Below you’ll find a collection of legal documents curated by our fantastic community. We are looking for your feedback and contribution to grow this collection. Suggest more items or add the contract you use for your own work.
For most websites, navigation is not particularly challenging. A primary navigation bar, supported by sub-navigation, is often enough. Typically, sub-navigation displays the parent, siblings and children of the current page.
A persistent primary navigation bar shows top-level pages, allowing users to move between sections. However, there is one class of website for which this traditional form of navigation falls short. It is what I refer to as a "mega-site".
A record number of shoppers are turning to their smartphones to research potential purchases. Meanwhile, the bigger question — are those same users willing to complete the purchases on their mobile device? — is quickly being answered.
The US, for example, saw an 81% spike in mobile e-commerce (m-commerce) sales in 2012, comprising a $25 billion market. And it’s not just apps. By a landslide, users prefer mobile websites to apps for shopping.

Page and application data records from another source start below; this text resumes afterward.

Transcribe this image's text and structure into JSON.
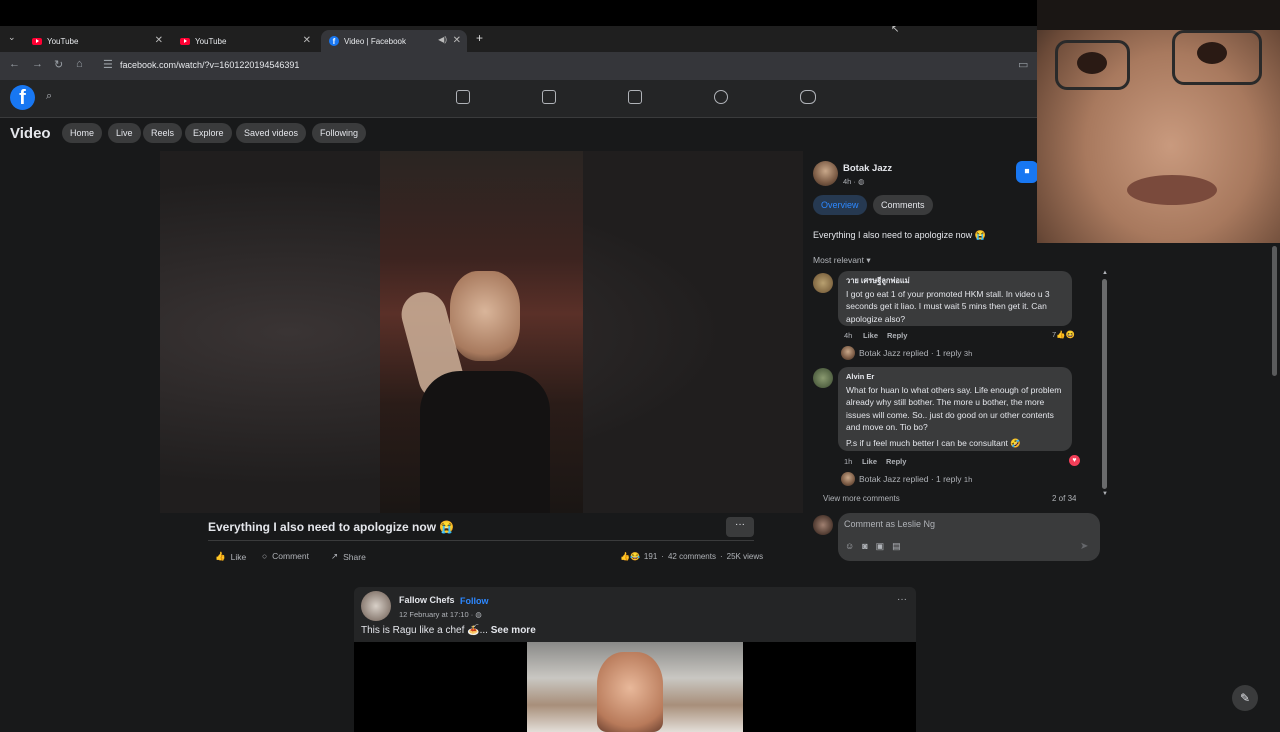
{
  "browser": {
    "tabs": [
      {
        "title": "YouTube",
        "type": "youtube"
      },
      {
        "title": "YouTube",
        "type": "youtube"
      },
      {
        "title": "Video | Facebook",
        "type": "facebook"
      }
    ],
    "new_tab": "+",
    "url": "facebook.com/watch/?v=1601220194546391"
  },
  "fb": {
    "logo": "f",
    "section_title": "Video",
    "subnav": [
      "Home",
      "Live",
      "Reels",
      "Explore",
      "Saved videos",
      "Following"
    ]
  },
  "post": {
    "title": "Everything I also need to apologize now 😭",
    "actions": {
      "like": "Like",
      "comment": "Comment",
      "share": "Share"
    },
    "reactions_count": "191",
    "comments_count": "42 comments",
    "views": "25K views",
    "more": "···"
  },
  "panel": {
    "author": "Botak Jazz",
    "author_time": "4h · ",
    "tabs": [
      "Overview",
      "Comments"
    ],
    "caption": "Everything I also need to apologize now 😭",
    "sort_label": "Most relevant",
    "comments": [
      {
        "name": "วาย เศรษฐีลูกพ่อแม่",
        "text": "I got go eat 1 of your promoted HKM stall. In video u 3 seconds get it liao. I must wait 5 mins then get it. Can apologize also?",
        "time": "4h",
        "like": "Like",
        "reply": "Reply",
        "reactions": "7",
        "replied": "Botak Jazz replied · 1 reply",
        "replied_time": "3h"
      },
      {
        "name": "Alvin Er",
        "text": "What for huan lo what others say. Life enough of problem already why still bother. The more u bother, the more issues will come. So.. just do good on ur other contents and move on. Tio bo?",
        "text2": "P.s if u feel much better I can be consultant 🤣",
        "time": "1h",
        "like": "Like",
        "reply": "Reply",
        "replied": "Botak Jazz replied · 1 reply",
        "replied_time": "1h"
      }
    ],
    "view_more": "View more comments",
    "count": "2 of 34",
    "comment_placeholder": "Comment as Leslie Ng"
  },
  "post2": {
    "author": "Fallow Chefs",
    "follow": "Follow",
    "date": "12 February at 17:10 · ",
    "text": "This is Ragu like a chef 🍝... ",
    "see_more": "See more",
    "more": "···"
  }
}
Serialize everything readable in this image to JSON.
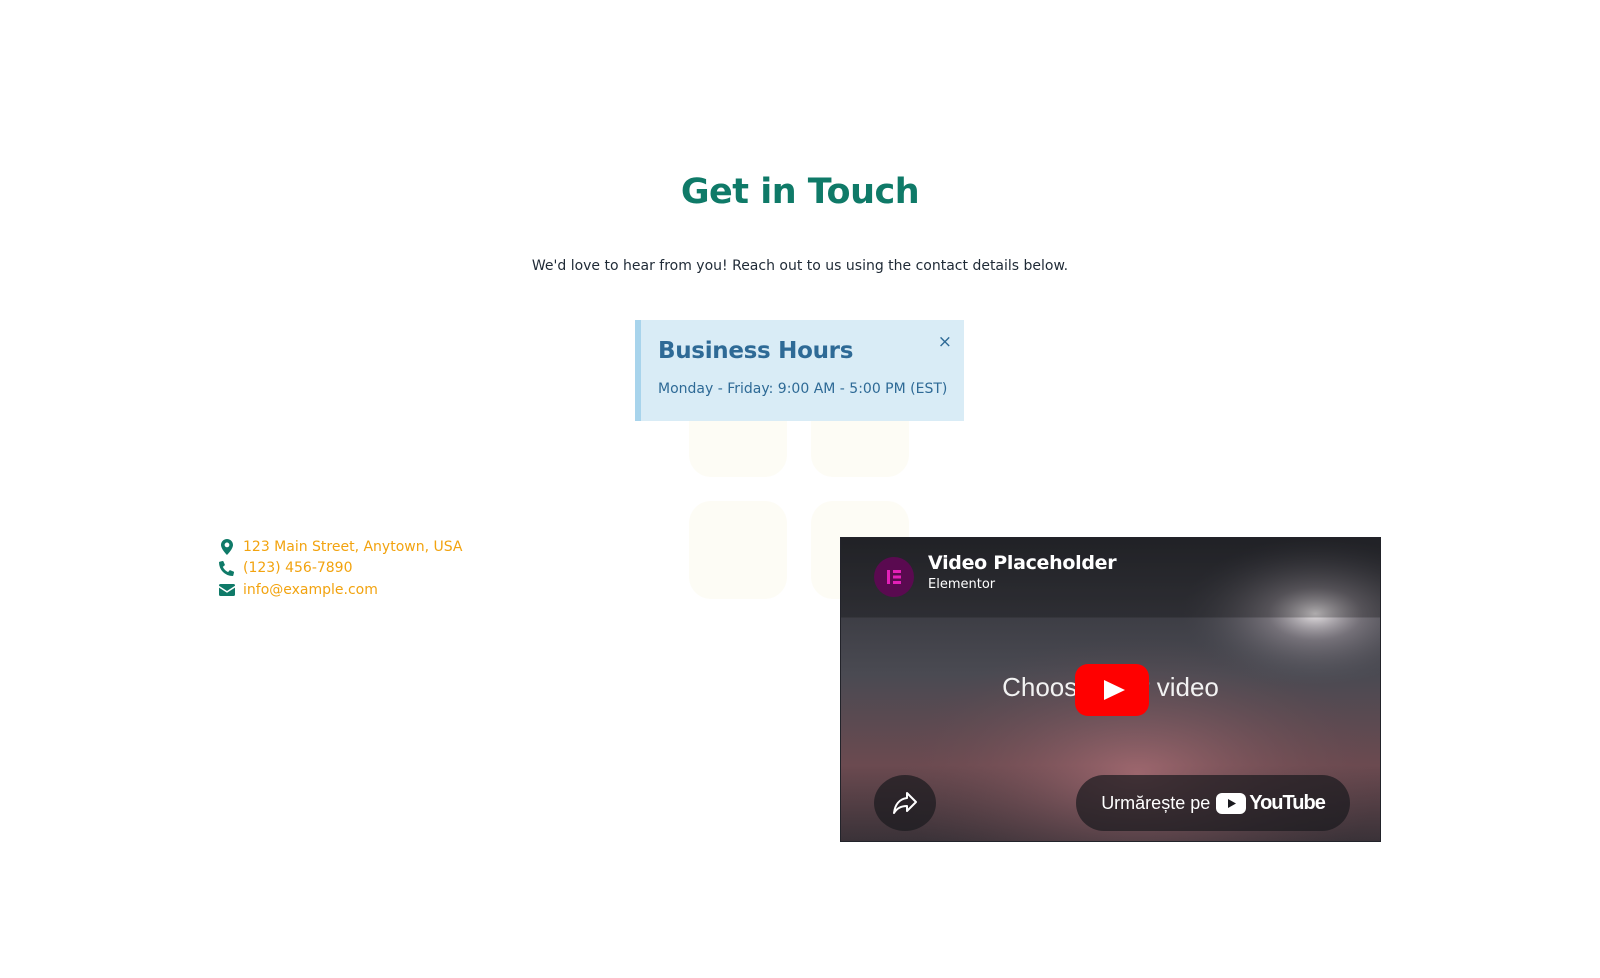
{
  "colors": {
    "heading": "#0f7a68",
    "body_text": "#1f2a36",
    "link": "#f2a30f",
    "icon": "#0f7a68",
    "alert_bg": "#d9ecf6",
    "alert_border": "#a8d4ec",
    "alert_text": "#2e6a96",
    "youtube_red": "#ff0000",
    "elementor_pink": "#e320b8"
  },
  "header": {
    "title": "Get in Touch",
    "subtitle": "We'd love to hear from you! Reach out to us using the contact details below."
  },
  "alert": {
    "title": "Business Hours",
    "text": "Monday - Friday: 9:00 AM - 5:00 PM (EST)",
    "close_label": "×"
  },
  "contact": {
    "items": [
      {
        "icon": "map-marker-icon",
        "text": "123 Main Street, Anytown, USA"
      },
      {
        "icon": "phone-icon",
        "text": "(123) 456-7890"
      },
      {
        "icon": "envelope-icon",
        "text": "info@example.com"
      }
    ]
  },
  "video": {
    "title": "Video Placeholder",
    "channel": "Elementor",
    "center_text": "Choose your video",
    "watch_label": "Urmărește pe",
    "watch_brand": "YouTube"
  }
}
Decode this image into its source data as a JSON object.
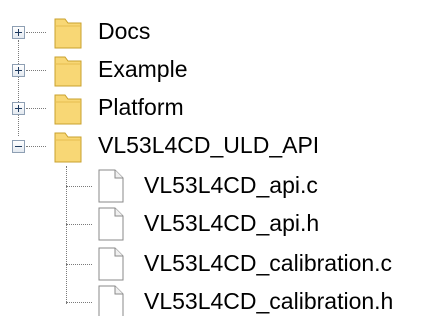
{
  "tree": {
    "folders": [
      {
        "label": "Docs",
        "expander": "plus",
        "icon": "folder-icon"
      },
      {
        "label": "Example",
        "expander": "plus",
        "icon": "folder-icon"
      },
      {
        "label": "Platform",
        "expander": "plus",
        "icon": "folder-icon"
      },
      {
        "label": "VL53L4CD_ULD_API",
        "expander": "minus",
        "icon": "folder-icon"
      }
    ],
    "files": [
      {
        "label": "VL53L4CD_api.c",
        "icon": "file-icon"
      },
      {
        "label": "VL53L4CD_api.h",
        "icon": "file-icon"
      },
      {
        "label": "VL53L4CD_calibration.c",
        "icon": "file-icon"
      },
      {
        "label": "VL53L4CD_calibration.h",
        "icon": "file-icon"
      }
    ]
  },
  "colors": {
    "folder_fill": "#f8d775",
    "folder_stroke": "#c9a12d",
    "file_fill": "#ffffff",
    "file_stroke": "#8a8a8a",
    "expander_border": "#8e9fb3",
    "connector": "#7a7a7a"
  }
}
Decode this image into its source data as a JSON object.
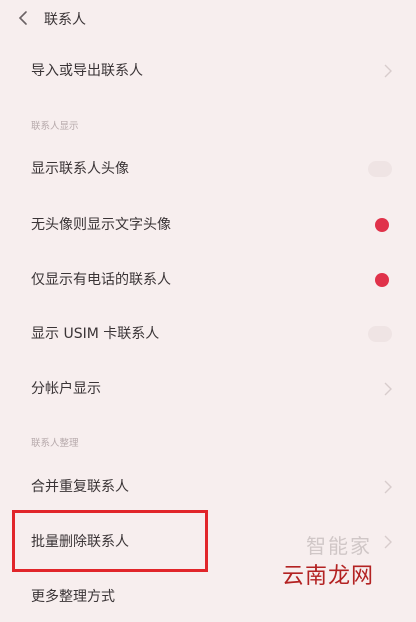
{
  "header": {
    "title": "联系人"
  },
  "rows": {
    "import_export": "导入或导出联系人",
    "show_avatar": "显示联系人头像",
    "text_avatar": "无头像则显示文字头像",
    "only_phone": "仅显示有电话的联系人",
    "show_usim": "显示 USIM 卡联系人",
    "by_account": "分帐户显示",
    "merge_dup": "合并重复联系人",
    "batch_delete": "批量删除联系人",
    "more_tidy": "更多整理方式"
  },
  "sections": {
    "display": "联系人显示",
    "organize": "联系人整理"
  },
  "watermark": {
    "brand": "云南龙网",
    "faint": "智能家"
  },
  "colors": {
    "accent_red": "#e0324a",
    "highlight_red": "#e1252a",
    "background": "#f7eeee"
  }
}
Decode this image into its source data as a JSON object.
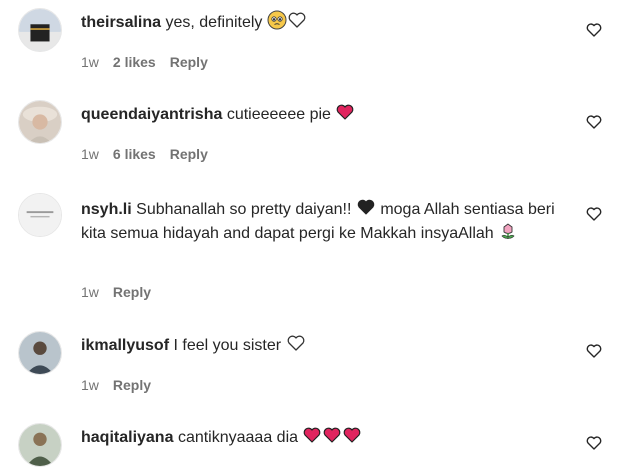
{
  "comments": [
    {
      "username": "theirsalina",
      "text": "yes, definitely",
      "time": "1w",
      "likes": "2 likes",
      "reply": "Reply",
      "emojis": [
        "pleading-face-emoji",
        "white-heart-emoji"
      ]
    },
    {
      "username": "queendaiyantrisha",
      "text": "cutieeeeee pie",
      "time": "1w",
      "likes": "6 likes",
      "reply": "Reply",
      "emojis": [
        "red-heart-emoji"
      ]
    },
    {
      "username": "nsyh.li",
      "text_part1": "Subhanallah so pretty daiyan!!",
      "text_part2": "moga Allah sentiasa beri kita semua hidayah and dapat pergi ke Makkah insyaAllah",
      "time": "1w",
      "reply": "Reply",
      "emojis": [
        "black-heart-emoji",
        "tulip-emoji"
      ]
    },
    {
      "username": "ikmallyusof",
      "text": "I feel you sister",
      "time": "1w",
      "reply": "Reply",
      "emojis": [
        "white-heart-emoji"
      ]
    },
    {
      "username": "haqitaliyana",
      "text": "cantiknyaaaa dia",
      "emojis": [
        "red-heart-emoji",
        "red-heart-emoji",
        "red-heart-emoji"
      ]
    }
  ],
  "colors": {
    "text": "#262626",
    "secondary": "#737373",
    "heart_red": "#e0245e"
  }
}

Hundreds of tools may be available for interaction designers, but there is still no industry standard for interaction design the way Photoshop and Illustrator are to graphic design. Popular programs are out there, but many of them have considerable drawbacks, which has led me to explore alternative apps.
I eventually chose Adobe InDesign for much of my preliminary interaction design work. Yes, you read that correctly: InDesign, a desktop publishing app originally created for designing books and magazines, is currently my tool of choice for designing low- to medium-fidelity wireframes and interactive prototypes.
Layout, for both print and screen, is one of the most important aspects of graphic design. Designs that extend across multiple pages or screens, whether containing large or small amounts of type, must be carefully controlled in a way that is enticing and is easy for all to access.
Careful control of visual hierarchy is a key aspect of the design decisions we have to consider. In this article, we will look at how frequently type needs to be broken down into different levels, such as topic, importance and tone of voice.
There’s no avoiding those Angry Birds. They are, quite literally, everywhere: toys, snacks, cartoons, plush toys and that wildly addictive game that seemingly everyone has downloaded at some point — 1 billion of us last year alone.
2012 was another landmark year at the Angry Birds aviary, otherwise known as Rovio. The Finnish-based developer not only released a slew of tie-ins — from Green Day to Star Wars — but also went social.
With the rise of web fonts as well as affordable hosted web font services and ready-made kits, typography is reclaiming its title as design queen, ruler of all graphic and web design. At the same time, for far too many designers, the main concern about typography today seems to be aesthetic in nature. [Links checked March/06/2017]
The problem is, we tend to use typography and lettering as two interchangeable terms, which they are not. The allure of well-executed lettering — and, boy, I could spend hours just looking at lettering portfolios! — can affect the way we view typefaces, because both typography and lettering share common visual concepts.
When I think about where we are with the Web in comparison to other media in history, pinpointing it is really hard. Is it like when the Gutenberg Press was just invented and we’re experimenting with movable type, or are we still embellishing pages and slavishly copying books by hand?
Our knowledge of building digital things changes rapidly, taking us from newborn to adult and back again every couple of years. It’s both exciting and frustrating, because just when you think you have it all figured out, it completely changes. But if you’re like me, learning something new keeps things interesting.